Enhancing literacy learning outcomes for beginning readers: research results and teaching strategies
A research project at Massey University, New Zealand aims to improve literacy outcomes in the early years of school by educating teachers in strategies on specific literacy learning needs.
The main purpose of the project was to improve the literacy learning outcomes of New Entrant/Year 1 children by providing teachers with supplementary teaching strategies focused on specific literacy learning needs. This project provided professional learning and development (PLD) workshops and associated materials for teachers of New Entrant/Year 1 children, and assessed the impact of the workshops on students’ literacy learning outcomes during Year 2. The workshops provided teachers with the knowledge and skills to adopt explicit and systematic word decoding teaching strategies in their literacy instruction. Effective word decoding skills are a necessary requirement for learning to read.
The study reported here began with children who started school for the first time in February 2016. New Entrant teachers of these children participated in PLD workshops during 2016. These children and teachers formed the ‘Intervention’ group. In addition, we had children from schools that chose not to have their teachers participate in the PLD workshops. These children formed the ‘Comparison’ group. Literacy assessments were collected from school entry to the middle of Year 2 for children in both groups.

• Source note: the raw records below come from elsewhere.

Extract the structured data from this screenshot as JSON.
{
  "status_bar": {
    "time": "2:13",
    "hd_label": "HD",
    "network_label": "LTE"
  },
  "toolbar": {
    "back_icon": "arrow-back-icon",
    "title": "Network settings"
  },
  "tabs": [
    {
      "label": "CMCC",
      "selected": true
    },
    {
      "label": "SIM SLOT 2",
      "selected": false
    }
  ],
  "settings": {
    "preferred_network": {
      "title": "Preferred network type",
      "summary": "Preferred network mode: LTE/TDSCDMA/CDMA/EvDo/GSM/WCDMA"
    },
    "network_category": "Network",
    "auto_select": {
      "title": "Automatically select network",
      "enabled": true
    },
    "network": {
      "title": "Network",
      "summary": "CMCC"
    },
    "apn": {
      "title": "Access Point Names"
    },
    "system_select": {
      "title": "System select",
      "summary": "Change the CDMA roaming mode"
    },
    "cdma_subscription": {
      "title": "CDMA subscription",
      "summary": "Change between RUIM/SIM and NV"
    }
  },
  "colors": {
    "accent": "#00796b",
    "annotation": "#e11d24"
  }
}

At the start of the project in 2016, assessment results showed that the Intervention and Comparison children were similar across a range of reading-related measures. By the middle of Year 2, the Intervention children significantly outperformed the Comparison children on assessments of reading and spelling. Especially significant was the finding that the low-SES Intervention group of children markedly outperformed the low-SES Comparison group of children, and in some measures they had mean literacy assessment scores that were close or equal to those of the group of children in higher-SES schools.
Assessments of the Intervention teachers showed important improvements in their knowledge of the language foundations associated with effective literacy teaching and learning. Video clips of classroom teaching also revealed changes in instructional practices that reflected the content and materials from the PLD workshops. The significant improvements in literacy learning outcomes of the Intervention children are consistent with the changes teachers made as a result of the PLD workshops.
The results of this project show that there is a large potential benefit for children and teachers throughout New Zealand in modifying significant aspects of literacy teaching in New Entrant/Year 1 classrooms. We provide specific suggestions to support such modifications.
Two research reports (one full technical report; one summary report, less technical) are available online. The Executive Summary shown here is from the shorter, summary report.
This article was published in the October 2019 edition of Nomanis.
This executive summary was prepared by James W. Chapman, Alison W. Arrow, Christine Braid, Keith T. Greaney and William E. Tunmer (College of Humanities and Social Sciences, Massey University, Palmerston North, New Zealand). Alison Arrow is now at the School of Teacher Education at the University of Canterbury, Christchurch, New Zealand.